Purchase this article with an account.
Mathias Kaurstad Morthen, Sara Tellefsen, Stephen M. Richards, Scott M. Lieberman, Raheleh Rahimi Darabad, Wendy R. Kam, David A. Sullivan; Testosterone Influence on Gene Expression in Lacrimal Glands of Mouse Models of Sjögren Syndrome. Invest. Ophthalmol. Vis. Sci. 2019;60(6):2181-2197. doi: 10.1167/iovs.19-26815.
Download citation file:
© ARVO (1962-2015); The Authors (2016-present)
Sjögren syndrome is an autoimmune disorder that occurs almost exclusively in women and is associated with extensive inflammation in lacrimal tissue, an immune-mediated destruction and/or dysfunction of glandular epithelial cells, and a significant decrease in aqueous tear secretion. We discovered that androgens suppress the inflammation in, and enhance the function of, lacrimal glands in female mouse models (e.g., MRL/MpJ-Tnfrsf6lpr [MRL/lpr]) of Sjögren syndrome. In contrast, others have reported that androgens induce an anomalous immunopathology in lacrimal glands of nonobese diabetic/LtJ (NOD) mice. We tested our hypothesis that these hormone actions reflect unique, strain- and tissue-specific effects, which involve significant changes in the expression of immune-related glandular genes.
Lacrimal glands were obtained from age-matched, adult, female MRL/lpr and NOD mice after treatment with vehicle or testosterone for up to 3 weeks. Tissues were processed for analysis of differentially expressed mRNAs using CodeLink Bioarrays and Affymetrix GeneChips. Data were analyzed with bioinformatics and statistical software.
Testosterone significantly influenced the expression of numerous immune-related genes, ontologies, and Kyoto Encyclopedia of Genes and Genomes (KEGG) pathways in lacrimal glands of MRL/lpr and NOD mice. The nature of this hormone-induced immune response was dependent upon the autoimmune strain, and was not duplicated within lacrimal tissues of nonautoimmune BALB/c mice. The majority of immune-response genes regulated by testosterone were of the inflammatory type.

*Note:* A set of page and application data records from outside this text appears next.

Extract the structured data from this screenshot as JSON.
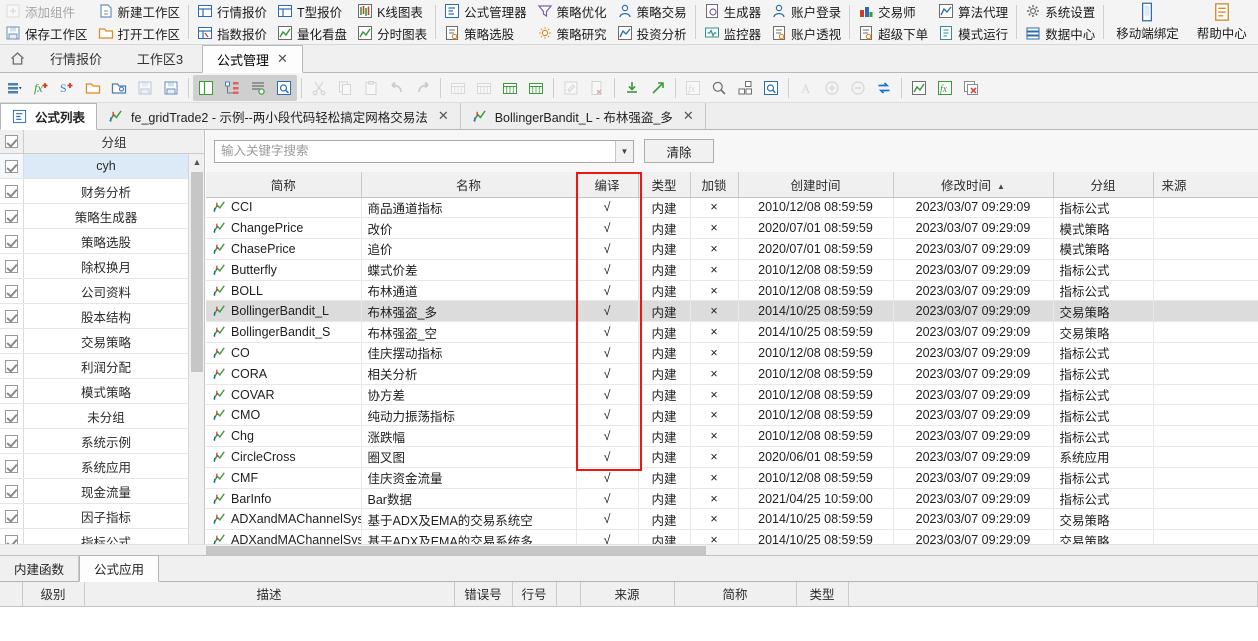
{
  "ribbon": {
    "groups": [
      {
        "type": "stack",
        "items": [
          {
            "label": "添加组件",
            "icon": "add-component-icon",
            "disabled": true
          },
          {
            "label": "保存工作区",
            "icon": "save-workspace-icon",
            "disabled": false
          }
        ]
      },
      {
        "type": "stack",
        "items": [
          {
            "label": "新建工作区",
            "icon": "new-workspace-icon",
            "disabled": false
          },
          {
            "label": "打开工作区",
            "icon": "open-workspace-icon",
            "disabled": false
          }
        ]
      },
      {
        "type": "stack",
        "sep": true,
        "items": [
          {
            "label": "行情报价",
            "icon": "quote-table-icon",
            "disabled": false
          },
          {
            "label": "指数报价",
            "icon": "index-quote-icon",
            "disabled": false
          }
        ]
      },
      {
        "type": "stack",
        "items": [
          {
            "label": "T型报价",
            "icon": "t-quote-icon",
            "disabled": false
          },
          {
            "label": "量化看盘",
            "icon": "quant-board-icon",
            "disabled": false
          }
        ]
      },
      {
        "type": "stack",
        "items": [
          {
            "label": "K线图表",
            "icon": "kline-chart-icon",
            "disabled": false
          },
          {
            "label": "分时图表",
            "icon": "timeshare-chart-icon",
            "disabled": false
          }
        ]
      },
      {
        "type": "stack",
        "sep": true,
        "items": [
          {
            "label": "公式管理器",
            "icon": "formula-manager-icon",
            "disabled": false
          },
          {
            "label": "策略选股",
            "icon": "strategy-pick-icon",
            "disabled": false
          }
        ]
      },
      {
        "type": "stack",
        "items": [
          {
            "label": "策略优化",
            "icon": "strategy-optimize-icon",
            "disabled": false
          },
          {
            "label": "策略研究",
            "icon": "strategy-research-icon",
            "disabled": false
          }
        ]
      },
      {
        "type": "stack",
        "items": [
          {
            "label": "策略交易",
            "icon": "strategy-trade-icon",
            "disabled": false
          },
          {
            "label": "投资分析",
            "icon": "invest-analysis-icon",
            "disabled": false
          }
        ]
      },
      {
        "type": "stack",
        "sep": true,
        "items": [
          {
            "label": "生成器",
            "icon": "generator-icon",
            "disabled": false
          },
          {
            "label": "监控器",
            "icon": "monitor-icon",
            "disabled": false
          }
        ]
      },
      {
        "type": "stack",
        "items": [
          {
            "label": "账户登录",
            "icon": "account-login-icon",
            "disabled": false
          },
          {
            "label": "账户透视",
            "icon": "account-perspective-icon",
            "disabled": false
          }
        ]
      },
      {
        "type": "stack",
        "sep": true,
        "items": [
          {
            "label": "交易师",
            "icon": "trader-icon",
            "disabled": false
          },
          {
            "label": "超级下单",
            "icon": "super-order-icon",
            "disabled": false
          }
        ]
      },
      {
        "type": "stack",
        "items": [
          {
            "label": "算法代理",
            "icon": "algo-agent-icon",
            "disabled": false
          },
          {
            "label": "模式运行",
            "icon": "mode-run-icon",
            "disabled": false
          }
        ]
      },
      {
        "type": "stack",
        "sep": true,
        "items": [
          {
            "label": "系统设置",
            "icon": "system-settings-icon",
            "disabled": false
          },
          {
            "label": "数据中心",
            "icon": "data-center-icon",
            "disabled": false
          }
        ]
      },
      {
        "type": "big",
        "sep": true,
        "label": "移动端绑定",
        "icon": "mobile-bind-icon"
      },
      {
        "type": "big",
        "label": "帮助中心",
        "icon": "help-center-icon"
      }
    ]
  },
  "workspace_tabs": {
    "home_icon": "home-icon",
    "tabs": [
      {
        "label": "行情报价",
        "active": false,
        "closable": false
      },
      {
        "label": "工作区3",
        "active": false,
        "closable": false
      },
      {
        "label": "公式管理",
        "active": true,
        "closable": true,
        "close_glyph": "✕"
      }
    ]
  },
  "icon_toolbar": {
    "buttons": [
      {
        "name": "list-dropdown-icon",
        "selected": false,
        "disabled": false
      },
      {
        "name": "new-function-icon",
        "selected": false,
        "disabled": false
      },
      {
        "name": "new-strategy-icon",
        "selected": false,
        "disabled": false
      },
      {
        "name": "open-folder-icon",
        "selected": false,
        "disabled": false
      },
      {
        "name": "open-attach-icon",
        "selected": false,
        "disabled": false
      },
      {
        "name": "save-icon",
        "selected": false,
        "disabled": true
      },
      {
        "name": "save-all-icon",
        "selected": false,
        "disabled": false
      },
      {
        "sep": true
      },
      {
        "name": "split-view-icon",
        "selected": true,
        "disabled": false
      },
      {
        "name": "tree-view-icon",
        "selected": true,
        "disabled": false
      },
      {
        "name": "outline-view-icon",
        "selected": true,
        "disabled": false
      },
      {
        "name": "inspect-view-icon",
        "selected": true,
        "disabled": false
      },
      {
        "sep": true
      },
      {
        "name": "cut-icon",
        "selected": false,
        "disabled": true
      },
      {
        "name": "copy-icon",
        "selected": false,
        "disabled": true
      },
      {
        "name": "paste-icon",
        "selected": false,
        "disabled": true
      },
      {
        "name": "undo-icon",
        "selected": false,
        "disabled": true
      },
      {
        "name": "redo-icon",
        "selected": false,
        "disabled": true
      },
      {
        "sep": true
      },
      {
        "name": "insert-row-above-icon",
        "selected": false,
        "disabled": true
      },
      {
        "name": "insert-row-below-icon",
        "selected": false,
        "disabled": true
      },
      {
        "name": "add-row-green-icon",
        "selected": false,
        "disabled": false
      },
      {
        "name": "calendar-green-icon",
        "selected": false,
        "disabled": false
      },
      {
        "sep": true
      },
      {
        "name": "edit-icon",
        "selected": false,
        "disabled": true
      },
      {
        "name": "clear-doc-icon",
        "selected": false,
        "disabled": true
      },
      {
        "sep": true
      },
      {
        "name": "import-icon",
        "selected": false,
        "disabled": false
      },
      {
        "name": "export-icon",
        "selected": false,
        "disabled": false
      },
      {
        "sep": true
      },
      {
        "name": "insert-function-icon",
        "selected": false,
        "disabled": true
      },
      {
        "name": "search-icon",
        "selected": false,
        "disabled": false
      },
      {
        "name": "reorder-icon",
        "selected": false,
        "disabled": false
      },
      {
        "name": "preview-icon",
        "selected": false,
        "disabled": false
      },
      {
        "sep": true
      },
      {
        "name": "font-icon",
        "selected": false,
        "disabled": true
      },
      {
        "name": "zoom-in-icon",
        "selected": false,
        "disabled": true
      },
      {
        "name": "zoom-out-icon",
        "selected": false,
        "disabled": true
      },
      {
        "name": "sync-icon",
        "selected": false,
        "disabled": false
      },
      {
        "sep": true
      },
      {
        "name": "chart-formula-icon",
        "selected": false,
        "disabled": false
      },
      {
        "name": "formula-help-icon",
        "selected": false,
        "disabled": false
      },
      {
        "name": "delete-formula-icon",
        "selected": false,
        "disabled": false
      }
    ]
  },
  "document_tabs": [
    {
      "label": "公式列表",
      "icon": "formula-list-icon",
      "active": true,
      "closable": false
    },
    {
      "label": "fe_gridTrade2 - 示例--两小段代码轻松搞定网格交易法",
      "icon": "formula-chart-icon",
      "active": false,
      "closable": true,
      "close_glyph": "✕"
    },
    {
      "label": "BollingerBandit_L - 布林强盗_多",
      "icon": "formula-chart-icon",
      "active": false,
      "closable": true,
      "close_glyph": "✕"
    }
  ],
  "group_panel": {
    "header": "分组",
    "bottom_tabs": [
      {
        "label": "内建函数",
        "active": false
      },
      {
        "label": "公式应用",
        "active": true
      }
    ],
    "items": [
      {
        "label": "cyh",
        "checked": true,
        "selected": true
      },
      {
        "label": "财务分析",
        "checked": true,
        "selected": false
      },
      {
        "label": "策略生成器",
        "checked": true,
        "selected": false
      },
      {
        "label": "策略选股",
        "checked": true,
        "selected": false
      },
      {
        "label": "除权换月",
        "checked": true,
        "selected": false
      },
      {
        "label": "公司资料",
        "checked": true,
        "selected": false
      },
      {
        "label": "股本结构",
        "checked": true,
        "selected": false
      },
      {
        "label": "交易策略",
        "checked": true,
        "selected": false
      },
      {
        "label": "利润分配",
        "checked": true,
        "selected": false
      },
      {
        "label": "模式策略",
        "checked": true,
        "selected": false
      },
      {
        "label": "未分组",
        "checked": true,
        "selected": false
      },
      {
        "label": "系统示例",
        "checked": true,
        "selected": false
      },
      {
        "label": "系统应用",
        "checked": true,
        "selected": false
      },
      {
        "label": "现金流量",
        "checked": true,
        "selected": false
      },
      {
        "label": "因子指标",
        "checked": true,
        "selected": false
      },
      {
        "label": "指标公式",
        "checked": true,
        "selected": false
      }
    ]
  },
  "search": {
    "value": "",
    "placeholder": "输入关键字搜索",
    "dropdown_glyph": "▼",
    "clear_label": "清除"
  },
  "highlight": {
    "color": "#f01414",
    "target_column": "编译"
  },
  "table": {
    "columns": [
      {
        "label": "简称",
        "key": "abbr"
      },
      {
        "label": "名称",
        "key": "name"
      },
      {
        "label": "编译",
        "key": "compile"
      },
      {
        "label": "类型",
        "key": "type"
      },
      {
        "label": "加锁",
        "key": "lock"
      },
      {
        "label": "创建时间",
        "key": "created"
      },
      {
        "label": "修改时间",
        "key": "modified",
        "sorted": true,
        "sort_glyph": "▲"
      },
      {
        "label": "分组",
        "key": "group"
      },
      {
        "label": "来源",
        "key": "source"
      }
    ],
    "rows": [
      {
        "abbr": "CCI",
        "name": "商品通道指标",
        "compile": "√",
        "type": "内建",
        "lock": "×",
        "created": "2010/12/08 08:59:59",
        "modified": "2023/03/07 09:29:09",
        "group": "指标公式",
        "source": "",
        "selected": false
      },
      {
        "abbr": "ChangePrice",
        "name": "改价",
        "compile": "√",
        "type": "内建",
        "lock": "×",
        "created": "2020/07/01 08:59:59",
        "modified": "2023/03/07 09:29:09",
        "group": "模式策略",
        "source": "",
        "selected": false
      },
      {
        "abbr": "ChasePrice",
        "name": "追价",
        "compile": "√",
        "type": "内建",
        "lock": "×",
        "created": "2020/07/01 08:59:59",
        "modified": "2023/03/07 09:29:09",
        "group": "模式策略",
        "source": "",
        "selected": false
      },
      {
        "abbr": "Butterfly",
        "name": "蝶式价差",
        "compile": "√",
        "type": "内建",
        "lock": "×",
        "created": "2010/12/08 08:59:59",
        "modified": "2023/03/07 09:29:09",
        "group": "指标公式",
        "source": "",
        "selected": false
      },
      {
        "abbr": "BOLL",
        "name": "布林通道",
        "compile": "√",
        "type": "内建",
        "lock": "×",
        "created": "2010/12/08 08:59:59",
        "modified": "2023/03/07 09:29:09",
        "group": "指标公式",
        "source": "",
        "selected": false
      },
      {
        "abbr": "BollingerBandit_L",
        "name": "布林强盗_多",
        "compile": "√",
        "type": "内建",
        "lock": "×",
        "created": "2014/10/25 08:59:59",
        "modified": "2023/03/07 09:29:09",
        "group": "交易策略",
        "source": "",
        "selected": true
      },
      {
        "abbr": "BollingerBandit_S",
        "name": "布林强盗_空",
        "compile": "√",
        "type": "内建",
        "lock": "×",
        "created": "2014/10/25 08:59:59",
        "modified": "2023/03/07 09:29:09",
        "group": "交易策略",
        "source": "",
        "selected": false
      },
      {
        "abbr": "CO",
        "name": "佳庆摆动指标",
        "compile": "√",
        "type": "内建",
        "lock": "×",
        "created": "2010/12/08 08:59:59",
        "modified": "2023/03/07 09:29:09",
        "group": "指标公式",
        "source": "",
        "selected": false
      },
      {
        "abbr": "CORA",
        "name": "相关分析",
        "compile": "√",
        "type": "内建",
        "lock": "×",
        "created": "2010/12/08 08:59:59",
        "modified": "2023/03/07 09:29:09",
        "group": "指标公式",
        "source": "",
        "selected": false
      },
      {
        "abbr": "COVAR",
        "name": "协方差",
        "compile": "√",
        "type": "内建",
        "lock": "×",
        "created": "2010/12/08 08:59:59",
        "modified": "2023/03/07 09:29:09",
        "group": "指标公式",
        "source": "",
        "selected": false
      },
      {
        "abbr": "CMO",
        "name": "纯动力振荡指标",
        "compile": "√",
        "type": "内建",
        "lock": "×",
        "created": "2010/12/08 08:59:59",
        "modified": "2023/03/07 09:29:09",
        "group": "指标公式",
        "source": "",
        "selected": false
      },
      {
        "abbr": "Chg",
        "name": "涨跌幅",
        "compile": "√",
        "type": "内建",
        "lock": "×",
        "created": "2010/12/08 08:59:59",
        "modified": "2023/03/07 09:29:09",
        "group": "指标公式",
        "source": "",
        "selected": false
      },
      {
        "abbr": "CircleCross",
        "name": "圈叉图",
        "compile": "√",
        "type": "内建",
        "lock": "×",
        "created": "2020/06/01 08:59:59",
        "modified": "2023/03/07 09:29:09",
        "group": "系统应用",
        "source": "",
        "selected": false
      },
      {
        "abbr": "CMF",
        "name": "佳庆资金流量",
        "compile": "√",
        "type": "内建",
        "lock": "×",
        "created": "2010/12/08 08:59:59",
        "modified": "2023/03/07 09:29:09",
        "group": "指标公式",
        "source": "",
        "selected": false
      },
      {
        "abbr": "BarInfo",
        "name": "Bar数据",
        "compile": "√",
        "type": "内建",
        "lock": "×",
        "created": "2021/04/25 10:59:00",
        "modified": "2023/03/07 09:29:09",
        "group": "指标公式",
        "source": "",
        "selected": false
      },
      {
        "abbr": "ADXandMAChannelSys_S",
        "name": "基于ADX及EMA的交易系统空",
        "compile": "√",
        "type": "内建",
        "lock": "×",
        "created": "2014/10/25 08:59:59",
        "modified": "2023/03/07 09:29:09",
        "group": "交易策略",
        "source": "",
        "selected": false
      },
      {
        "abbr": "ADXandMAChannelSys_L",
        "name": "基于ADX及EMA的交易系统多",
        "compile": "√",
        "type": "内建",
        "lock": "×",
        "created": "2014/10/25 08:59:59",
        "modified": "2023/03/07 09:29:09",
        "group": "交易策略",
        "source": "",
        "selected": false
      }
    ]
  },
  "output_panel": {
    "columns": [
      "",
      "级别",
      "描述",
      "错误号",
      "行号",
      "",
      "来源",
      "简称",
      "类型",
      ""
    ],
    "rows": []
  }
}
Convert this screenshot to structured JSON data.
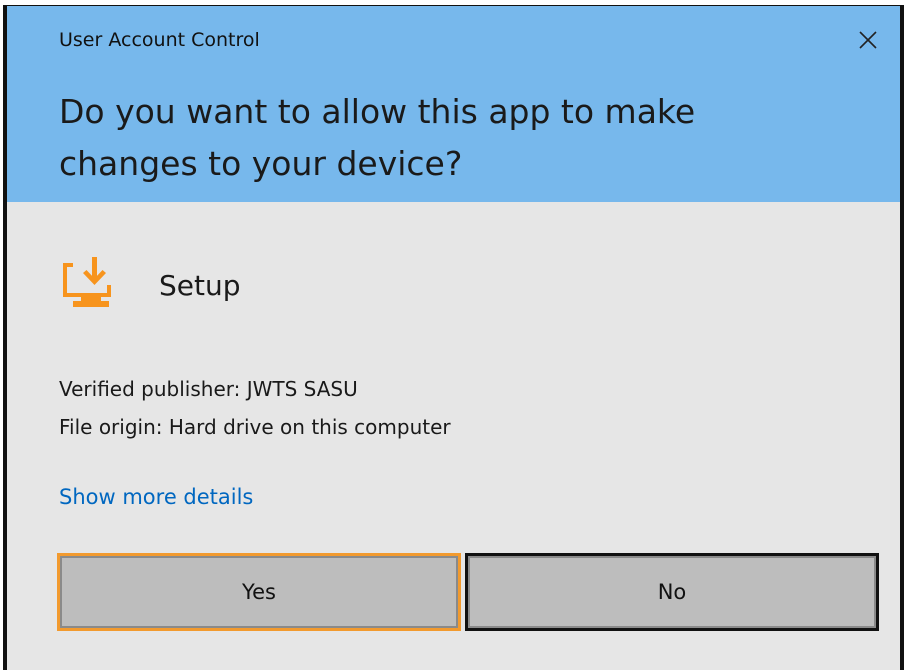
{
  "dialog": {
    "window_title": "User Account Control",
    "question": "Do you want to allow this app to make changes to your device?",
    "app_name": "Setup",
    "app_icon": "monitor-download-icon",
    "publisher_line": "Verified publisher: JWTS SASU",
    "origin_line": "File origin: Hard drive on this computer",
    "details_link": "Show more details",
    "yes_label": "Yes",
    "no_label": "No"
  },
  "colors": {
    "header_bg": "#77b8ec",
    "body_bg": "#e6e6e6",
    "link": "#0067c0",
    "icon_accent": "#f7941d",
    "focus_border": "#f29a2e",
    "button_bg": "#bdbdbd"
  }
}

Our findings support our hypothesis and indicate a major role for the lacrimal gland microenvironment in mediating androgen effects on immune gene expression.
This PDF is available to Subscribers Only